START MATERIAL TO PROCESS

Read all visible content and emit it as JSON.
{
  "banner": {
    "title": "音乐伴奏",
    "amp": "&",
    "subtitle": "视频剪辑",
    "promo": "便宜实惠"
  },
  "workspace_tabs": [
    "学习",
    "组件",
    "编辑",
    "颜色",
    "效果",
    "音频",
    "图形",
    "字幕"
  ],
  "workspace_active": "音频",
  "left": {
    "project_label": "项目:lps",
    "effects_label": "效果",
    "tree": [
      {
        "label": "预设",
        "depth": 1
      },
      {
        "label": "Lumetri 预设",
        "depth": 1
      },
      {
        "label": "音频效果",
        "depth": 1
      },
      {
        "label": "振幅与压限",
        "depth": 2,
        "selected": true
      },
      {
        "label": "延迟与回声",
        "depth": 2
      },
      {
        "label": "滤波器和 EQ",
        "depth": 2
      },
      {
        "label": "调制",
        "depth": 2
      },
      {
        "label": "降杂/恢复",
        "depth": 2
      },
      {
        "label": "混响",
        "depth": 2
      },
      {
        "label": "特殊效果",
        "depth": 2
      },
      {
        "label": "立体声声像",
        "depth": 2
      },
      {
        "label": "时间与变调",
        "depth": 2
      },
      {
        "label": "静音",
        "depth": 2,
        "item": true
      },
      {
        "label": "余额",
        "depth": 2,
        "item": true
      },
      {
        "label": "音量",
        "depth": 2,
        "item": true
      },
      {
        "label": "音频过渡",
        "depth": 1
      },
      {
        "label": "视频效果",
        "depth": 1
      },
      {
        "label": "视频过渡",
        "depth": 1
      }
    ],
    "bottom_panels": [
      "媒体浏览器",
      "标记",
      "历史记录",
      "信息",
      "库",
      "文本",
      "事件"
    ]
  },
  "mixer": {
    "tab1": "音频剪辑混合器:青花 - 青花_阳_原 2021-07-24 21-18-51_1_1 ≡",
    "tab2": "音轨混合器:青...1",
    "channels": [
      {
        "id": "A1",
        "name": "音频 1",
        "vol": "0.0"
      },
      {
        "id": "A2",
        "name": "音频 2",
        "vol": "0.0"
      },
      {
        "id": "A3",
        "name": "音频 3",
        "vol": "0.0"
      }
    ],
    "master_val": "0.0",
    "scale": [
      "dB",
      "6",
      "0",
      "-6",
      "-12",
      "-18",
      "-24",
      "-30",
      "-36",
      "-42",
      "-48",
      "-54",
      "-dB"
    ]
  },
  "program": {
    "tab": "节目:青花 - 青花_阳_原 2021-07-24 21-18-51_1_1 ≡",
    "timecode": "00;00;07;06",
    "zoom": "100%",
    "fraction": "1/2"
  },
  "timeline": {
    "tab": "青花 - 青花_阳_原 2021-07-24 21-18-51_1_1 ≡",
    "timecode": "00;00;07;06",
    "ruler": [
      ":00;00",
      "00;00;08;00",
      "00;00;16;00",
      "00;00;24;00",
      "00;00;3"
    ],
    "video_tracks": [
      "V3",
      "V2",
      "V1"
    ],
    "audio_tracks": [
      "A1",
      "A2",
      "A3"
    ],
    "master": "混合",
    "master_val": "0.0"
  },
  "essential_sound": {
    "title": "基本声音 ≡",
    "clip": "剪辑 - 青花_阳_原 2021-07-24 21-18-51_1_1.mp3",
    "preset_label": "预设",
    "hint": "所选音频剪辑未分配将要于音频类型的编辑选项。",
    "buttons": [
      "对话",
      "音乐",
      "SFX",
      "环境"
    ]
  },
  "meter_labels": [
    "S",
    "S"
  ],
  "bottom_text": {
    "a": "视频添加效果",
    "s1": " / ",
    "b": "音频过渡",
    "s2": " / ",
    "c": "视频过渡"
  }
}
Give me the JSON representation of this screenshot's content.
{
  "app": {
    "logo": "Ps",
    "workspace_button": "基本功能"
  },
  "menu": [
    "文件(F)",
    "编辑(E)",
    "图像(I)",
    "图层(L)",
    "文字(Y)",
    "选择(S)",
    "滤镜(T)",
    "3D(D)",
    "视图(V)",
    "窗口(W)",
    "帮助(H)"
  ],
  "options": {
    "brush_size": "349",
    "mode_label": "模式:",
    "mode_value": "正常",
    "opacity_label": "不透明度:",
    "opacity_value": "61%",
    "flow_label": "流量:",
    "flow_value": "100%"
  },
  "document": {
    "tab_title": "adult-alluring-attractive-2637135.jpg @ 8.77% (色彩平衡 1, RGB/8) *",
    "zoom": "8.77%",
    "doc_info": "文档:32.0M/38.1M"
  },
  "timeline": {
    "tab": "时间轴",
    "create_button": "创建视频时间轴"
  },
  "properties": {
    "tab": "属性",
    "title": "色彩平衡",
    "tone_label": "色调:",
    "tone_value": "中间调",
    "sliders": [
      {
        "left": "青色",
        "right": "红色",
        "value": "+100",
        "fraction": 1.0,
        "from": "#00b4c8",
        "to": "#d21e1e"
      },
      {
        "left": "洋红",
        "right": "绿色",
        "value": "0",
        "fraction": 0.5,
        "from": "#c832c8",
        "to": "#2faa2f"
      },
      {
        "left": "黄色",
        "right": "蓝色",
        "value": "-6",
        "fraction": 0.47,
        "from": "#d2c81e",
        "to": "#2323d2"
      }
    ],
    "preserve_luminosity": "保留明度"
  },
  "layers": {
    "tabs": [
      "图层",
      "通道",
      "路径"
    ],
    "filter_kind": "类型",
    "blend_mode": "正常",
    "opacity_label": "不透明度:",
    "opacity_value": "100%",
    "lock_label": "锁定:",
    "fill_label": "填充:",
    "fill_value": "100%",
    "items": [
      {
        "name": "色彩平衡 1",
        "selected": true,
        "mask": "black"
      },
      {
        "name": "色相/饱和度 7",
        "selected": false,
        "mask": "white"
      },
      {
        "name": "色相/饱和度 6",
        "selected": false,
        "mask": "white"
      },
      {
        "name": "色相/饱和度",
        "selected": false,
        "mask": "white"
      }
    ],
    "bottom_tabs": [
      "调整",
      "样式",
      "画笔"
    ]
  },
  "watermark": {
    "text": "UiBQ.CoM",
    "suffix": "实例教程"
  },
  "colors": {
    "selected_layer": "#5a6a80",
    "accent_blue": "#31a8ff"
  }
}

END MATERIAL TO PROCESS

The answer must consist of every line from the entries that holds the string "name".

        "name": "音频 1",
        "name": "音频 2",
        "name": "音频 3",
        "name": "色彩平衡 1",
        "name": "色相/饱和度 7",
        "name": "色相/饱和度 6",
        "name": "色相/饱和度",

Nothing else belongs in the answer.